  15. Looking at Prompt 1- I found this infographic that looks seemingly accurate and informative; however, if you look more closely, you can see that the y-axis doesn't have the zero value at the bottom of the image, but instead, it is directly in the center of the graphic. This is extremely misleading and although the Bible does seem to triumph far over the other books, this image creates an even more staggering difference that is just simply false.

    It is absurd how such simple information can be manipulated to get across certain platforms. Do you think that this image could be used as a tool for someone promoting Christianity or an otherwise religious platform? I would take into consideration that many people have not studied visual rhetoric.

    Why would such seemingly unimportant, but interesting information need to be manipulated in this way? What do you think prompted the creator of this infographic to arrange the information in this way?

    Photo from-

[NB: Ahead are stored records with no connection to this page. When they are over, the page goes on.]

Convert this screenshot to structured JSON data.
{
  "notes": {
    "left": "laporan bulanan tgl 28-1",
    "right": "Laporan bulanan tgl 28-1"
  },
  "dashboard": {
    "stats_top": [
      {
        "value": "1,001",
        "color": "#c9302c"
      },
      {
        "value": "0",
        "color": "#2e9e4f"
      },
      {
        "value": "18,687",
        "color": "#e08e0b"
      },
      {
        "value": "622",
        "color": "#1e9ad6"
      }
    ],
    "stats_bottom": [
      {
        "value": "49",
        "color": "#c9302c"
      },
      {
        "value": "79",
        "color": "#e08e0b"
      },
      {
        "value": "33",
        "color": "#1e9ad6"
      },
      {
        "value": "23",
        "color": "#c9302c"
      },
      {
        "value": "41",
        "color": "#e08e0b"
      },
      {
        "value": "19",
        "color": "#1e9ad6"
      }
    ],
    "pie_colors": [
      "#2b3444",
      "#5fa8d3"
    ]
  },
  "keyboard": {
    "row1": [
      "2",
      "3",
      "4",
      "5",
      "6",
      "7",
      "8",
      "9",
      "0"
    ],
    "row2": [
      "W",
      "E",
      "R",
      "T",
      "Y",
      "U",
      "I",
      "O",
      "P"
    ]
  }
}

  16. Haha this is absurd! I agree with everyone's opinions, and it makes me nervous that the media can so easily manipulate information into something suggestive of false ideas and impressions on viewers. It's terribly concerning that our number one source of information can manipulate the minds of the majority of people watching. News is where the people are informed about what is happening in the world. If we're constantly lead to believe things that aren't true through the images presented to us, this is going to inevitably create problems in society. Accuracy and truth need to be more carefully depicted in all forms of media :)